Take the material world. Iron is the best of metals, because the strongest for most purposes. The oak is the grandest of trees because of its strength. The strength of the hills in nature, the strength of construction of buttress, of tower and bridge, is the highest quality of each. All good things are better for strength. The stronger they are, the more valuable they are.

This item, and others like it, can be found in Accessible Archive’s Women’s Suffrage Collection. We can provide access to fully searchable newspapers by and for women including The Lily (1849-1856), National Citizen and Ballot Box (1878-1881), The Revolution (1868-1872), The New Citizen (1909-1912), The Western Woman Voter (1911-1913), The Woman’s Tribune (1883-1909) and the antisuffrage newspaper, The Remonstrance (1890-1913).
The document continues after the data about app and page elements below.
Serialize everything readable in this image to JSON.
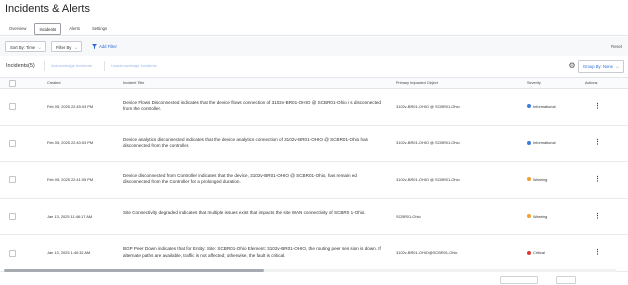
{
  "page": {
    "title": "Incidents & Alerts"
  },
  "tabs": [
    "Overview",
    "Incidents",
    "Alerts",
    "Settings"
  ],
  "filters": {
    "sort_by": "Sort By: Time",
    "filter_by": "Filter By",
    "add_filter": "Add Filter",
    "reset": "Reset"
  },
  "toolbar": {
    "count": "Incidents(5)",
    "acknowledge": "Acknowledge Incidents",
    "unacknowledge": "Unacknowledge Incidents",
    "group_by": "Group By: None"
  },
  "columns": {
    "created": "Created",
    "incident_title": "Incident Title",
    "primary_object": "Primary Impacted Object",
    "severity": "Severity",
    "actions": "Actions"
  },
  "severity_colors": {
    "Informational": "#3b7ddd",
    "Warning": "#f0a030",
    "Critical": "#d93a3a"
  },
  "rows": [
    {
      "created": "Feb 05, 2025 22:45:03 PM",
      "title": "Device Flows Disconnected indicates that the device flows connection of 3102v-BR01-OHIO @ SCBR01-Ohio i s disconnected from the controller.",
      "object": "3102v-BR01-OHIO @ SCBR01-Ohio",
      "severity": "Informational",
      "icon": "info-icon"
    },
    {
      "created": "Feb 05, 2025 22:40:03 PM",
      "title": "Device analytics disconnected indicates that the device analytics connection of 3102v-BR01-OHIO @ SCBR01-Ohio has disconnected from the controller.",
      "object": "3102v-BR01-OHIO @ SCBR01-Ohio",
      "severity": "Informational",
      "icon": "info-icon"
    },
    {
      "created": "Feb 05, 2025 22:41:05 PM",
      "title": "Device disconnected from Controller indicates that the device, 3102v-BR01-OHIO @ SCBR01-Ohio, has remain ed disconnected from the Controller for a prolonged duration.",
      "object": "3102v-BR01-OHIO @ SCBR01-Ohio",
      "severity": "Warning",
      "icon": "warning-icon"
    },
    {
      "created": "Jan 13, 2025 11:46:17 AM",
      "title": "Site Connectivity degraded indicates that multiple issues exist that impacts the site WAN connectivity of SCBR0 1-Ohio.",
      "object": "SCBR01-Ohio",
      "severity": "Warning",
      "icon": "warning-icon"
    },
    {
      "created": "Jan 13, 2025 1:40:32 AM",
      "title": "BGP Peer Down indicates that for Entity: Site: SCBR01-Ohio Element: 3102v-BR01-OHIO, the routing peer ses sion is down. If alternate paths are available, traffic is not affected; otherwise, the fault is critical.",
      "object": "3102v-BR01-OHIO@SCBR01-Ohio",
      "severity": "Critical",
      "icon": "critical-icon"
    }
  ]
}
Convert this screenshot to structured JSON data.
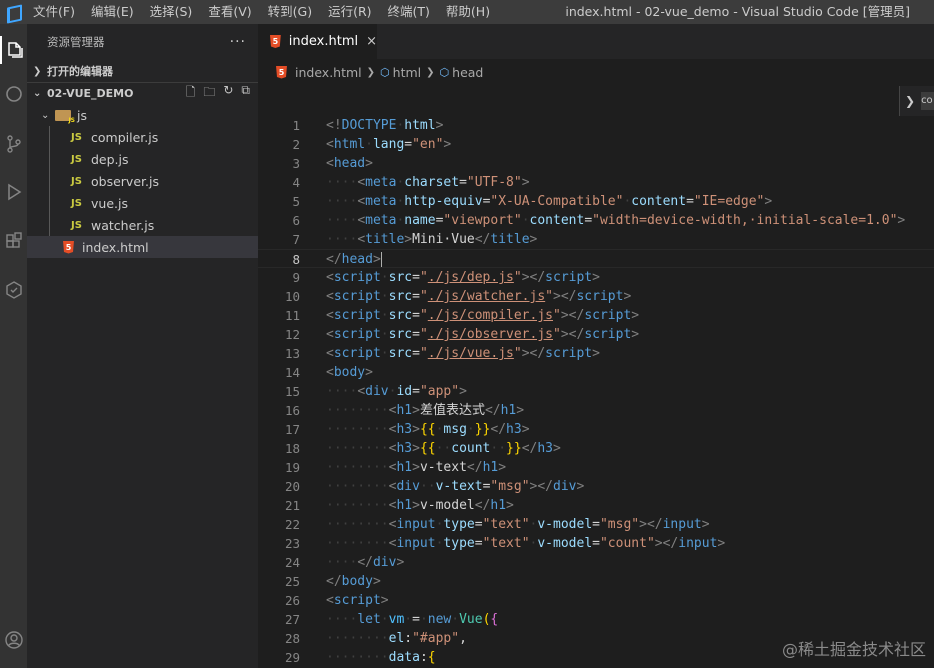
{
  "window": {
    "title": "index.html - 02-vue_demo - Visual Studio Code [管理员]",
    "menu": [
      "文件(F)",
      "编辑(E)",
      "选择(S)",
      "查看(V)",
      "转到(G)",
      "运行(R)",
      "终端(T)",
      "帮助(H)"
    ]
  },
  "sidebar": {
    "title": "资源管理器",
    "more": "···",
    "open_editors": "打开的编辑器",
    "project": "02-VUE_DEMO",
    "folder": "js",
    "files": [
      "compiler.js",
      "dep.js",
      "observer.js",
      "vue.js",
      "watcher.js"
    ],
    "selected_file": "index.html"
  },
  "tab": {
    "label": "index.html",
    "close": "×"
  },
  "breadcrumb": [
    "index.html",
    "html",
    "head"
  ],
  "peek": {
    "label": "co"
  },
  "editor": {
    "line_numbers": [
      "1",
      "2",
      "3",
      "4",
      "5",
      "6",
      "7",
      "8",
      "9",
      "10",
      "11",
      "12",
      "13",
      "14",
      "15",
      "16",
      "17",
      "18",
      "19",
      "20",
      "21",
      "22",
      "23",
      "24",
      "25",
      "26",
      "27",
      "28",
      "29"
    ],
    "current_line": 8
  },
  "watermark": "@稀土掘金技术社区",
  "colors": {
    "accent": "#007acc",
    "tag": "#569cd6",
    "attr": "#9cdcfe",
    "string": "#ce9178"
  }
}
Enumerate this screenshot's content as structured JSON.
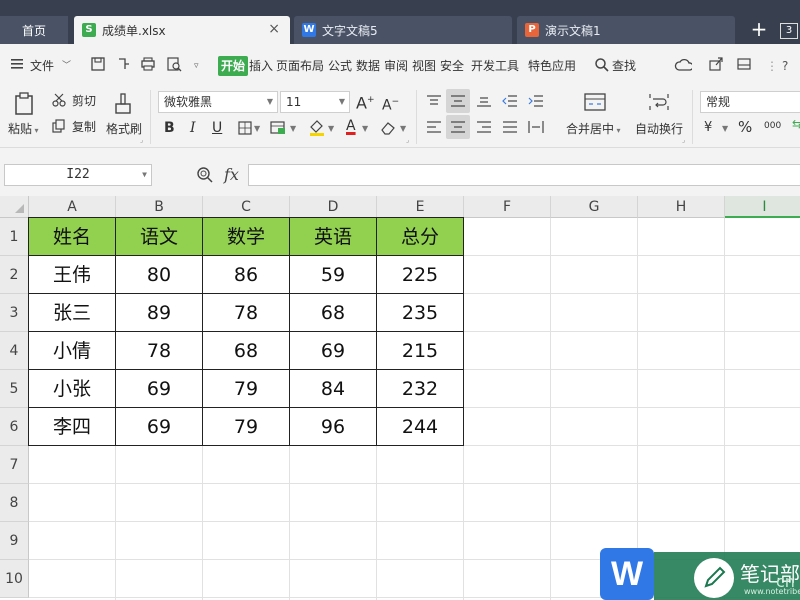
{
  "tabs": {
    "home": "首页",
    "docs": [
      {
        "icon_letter": "S",
        "icon_color": "#3dab50",
        "name": "成绩单.xlsx",
        "active": true
      },
      {
        "icon_letter": "W",
        "icon_color": "#2f78e6",
        "name": "文字文稿5",
        "active": false
      },
      {
        "icon_letter": "P",
        "icon_color": "#e8643a",
        "name": "演示文稿1",
        "active": false
      }
    ],
    "new_tab": "+",
    "window_count": "3"
  },
  "menu": {
    "file": "文件",
    "items": [
      "开始",
      "插入",
      "页面布局",
      "公式",
      "数据",
      "审阅",
      "视图",
      "安全",
      "开发工具",
      "特色应用"
    ],
    "active_item": "开始",
    "search": "查找",
    "help": "?"
  },
  "ribbon": {
    "paste": "粘贴",
    "cut": "剪切",
    "copy": "复制",
    "format_painter": "格式刷",
    "font_name": "微软雅黑",
    "font_size": "11",
    "merge_center": "合并居中",
    "wrap_text": "自动换行",
    "number_format": "常规",
    "percent": "%",
    "thousands": "000"
  },
  "formula_bar": {
    "name_box": "I22",
    "fx": "fx",
    "formula": ""
  },
  "sheet": {
    "columns": [
      "A",
      "B",
      "C",
      "D",
      "E",
      "F",
      "G",
      "H",
      "I"
    ],
    "selected_column": "I",
    "rows": [
      "1",
      "2",
      "3",
      "4",
      "5",
      "6",
      "7",
      "8",
      "9",
      "10"
    ],
    "header_fill": "#92d050",
    "table": {
      "headers": [
        "姓名",
        "语文",
        "数学",
        "英语",
        "总分"
      ],
      "records": [
        [
          "王伟",
          "80",
          "86",
          "59",
          "225"
        ],
        [
          "张三",
          "89",
          "78",
          "68",
          "235"
        ],
        [
          "小倩",
          "78",
          "68",
          "69",
          "215"
        ],
        [
          "小张",
          "69",
          "79",
          "84",
          "232"
        ],
        [
          "李四",
          "69",
          "79",
          "96",
          "244"
        ]
      ]
    }
  },
  "watermark": {
    "logo_letter": "W",
    "brand": "笔记部落",
    "site": "www.notetribe.com",
    "suffix": "cn"
  }
}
(more…)


Superious

Man or Woman: Who is Superior?

Julia Crouch submitted this letter to The Revolution for the December 3, 1868 issue. The Revolution, a weekly women’s rights newspaper, was the official publication of the National Woman Suffrage Association formed by feminists Elizabeth Cady Stanton and Susan B. Anthony to secure women’s enfranchisement through a federal constitutional amendment.

Who is Superior?

There are some persons who think that because there is a difference between man and woman, that one must be superior, that they cannot be equal. Can they not see that if a perfect orange is divided in the middle the parts will be equal?

Man and woman make a perfect whole. In God they are one, in Heaven they are neither male nor female; on earth they are male and female for the purpose of propagating the species. But if a difference in organization and temperament makes one superior, who shall say which is the superior? “Man has beard,” one says. But we have yet to learn that beard is expressive of sense and judgment: but if man has board, then we can say that woman has none, and therefore being different from man, have we not as much reason to say that she is superior, as for man to preach superiority on the same principle?

This item, and others like it, can be found in Accessible Archive’s Women’s Suffrage Collection. We can provide access to fully searchable newspapers by and for women including The Lily (1849-1856), National Citizen and Ballot Box (1878-1881), The Revolution (1868-1872), The New Citizen (1909-1912), The Western Woman Voter (1911-1913), The Woman’s Tribune (1883-1909) and the antisuffrage newspaper, The Remonstrance (1890-1913).

(more…)


Positive SSL